I Just Wanted You to Not Test Nuclear Devices
Sometimes things happen that are so funny you cannot help but laugh till it hurts. Here is one such item I came across today:
Michael Douglas asked about Wall Street crisis
Wed Sep 24, 8:30 PM ET
UNITED NATIONS - Michael Douglas had to field questions Wednesday about the financial turmoil shaking world markets from reporters recalling his role in the 1987 film "Wall Street."
The actor sought to focus on the subject of Wednesday's news conference — urging the United States and eight other holdout nations to ratify a nuclear test ban treaty.
Douglas won an Academy Award for portraying the rapacious banker Gordon Gekko, who popularized the phrase "greed is good" in the movie.
After world leaders here condemned the "boundless greed" of world markets, Douglas was asked to compare nuclear Armageddon with the "financial Armageddon on Wall Street."
But the likening to Gekko did not end there, with a reporter asking: "Are you saying Gordon that greed is not good?"
"I'm not saying that," Douglas replied. "And my name is not Gordon. He's a character I played 20 years ago."
So Mr. Douglas was just trying to get more signatures to the nuclear test ban treaty (admirable) and some delusional UN staffer confused the man with one of his roles. I guess it is easy with the Terminator as the governor of California, but I laughed till it hurt on this one!
Too Much Going On
Late word tonight that the FDIC will take over the deposits at the troubled Washington Mutual (WM) and immediately sell that base to JP Morgan (JPM). What happens to the other (mostly bad) assets of WM is guesswork at this point, but I wonder if Paulson and the FDIC had hoped to have that bailout bill passed to run this job. Doing this on a Thursday night is highly unusual, and alas, there is yet another big wig meeting among the FED-Treasury-Congress players scheduled for tonight!
Loyal readers, I would love to write a huge post, but I worked all day (I had a big breakthrough on a tough project that I came up with all by my lonesome! Woo HOO!) and there is just too much. I suggest looking at the Calculated Risk comments section, as the JPM/WM news broke there first!
Things are getting strange, weird, you name it. Use the comments section to answer the following questions:

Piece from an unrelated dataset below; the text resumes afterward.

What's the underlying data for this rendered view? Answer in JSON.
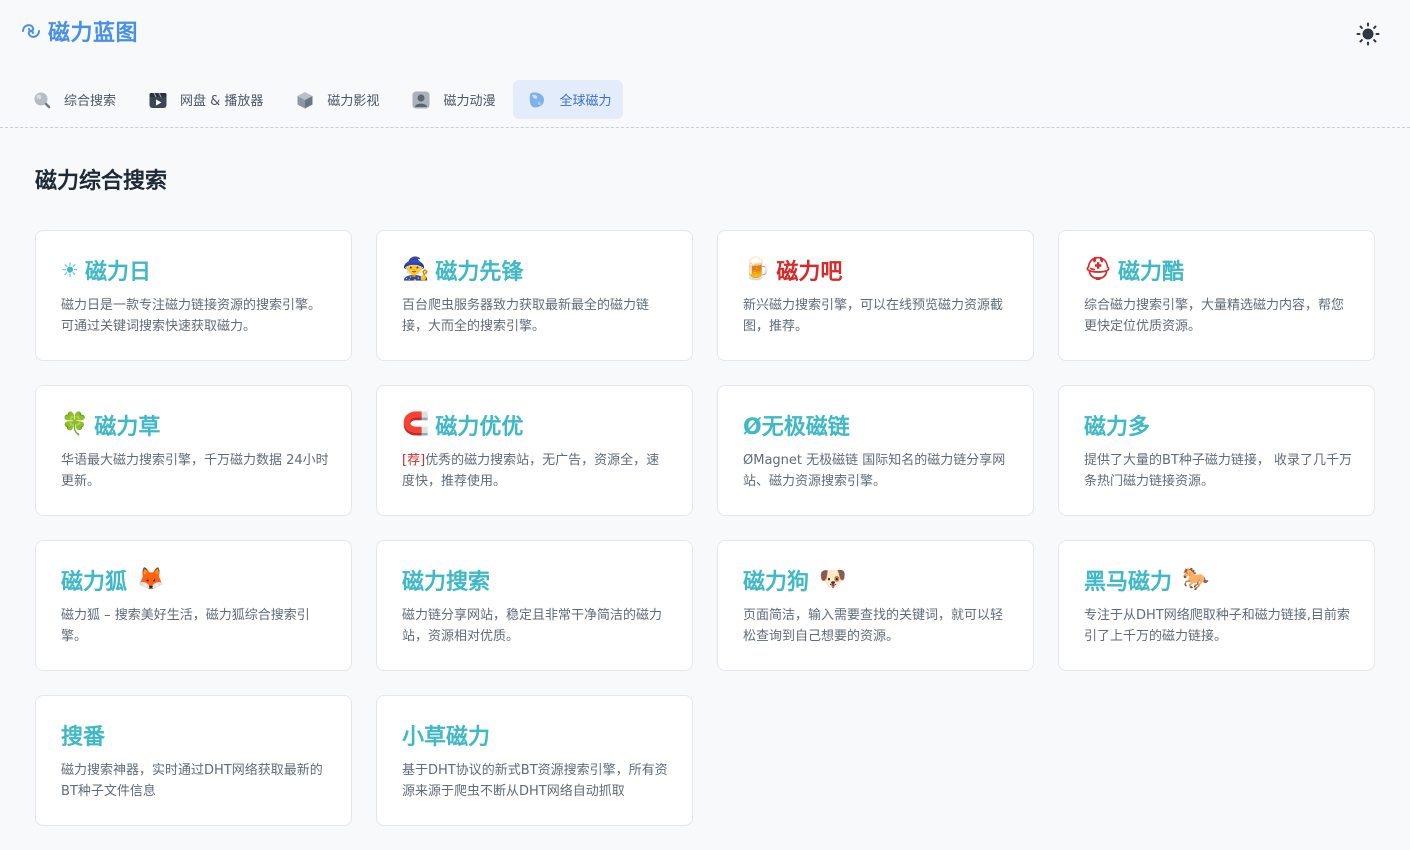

1. How much cash will I need for 8-14 days in the event of a real crisis?
2. Food and water amounts for 8-14 days?
3. Is transferring cash to a country like Switzerland feasible? How do I do it?
4. Other tips for a possible 8-14 days of unrest?
Have a good night, and take care my friends.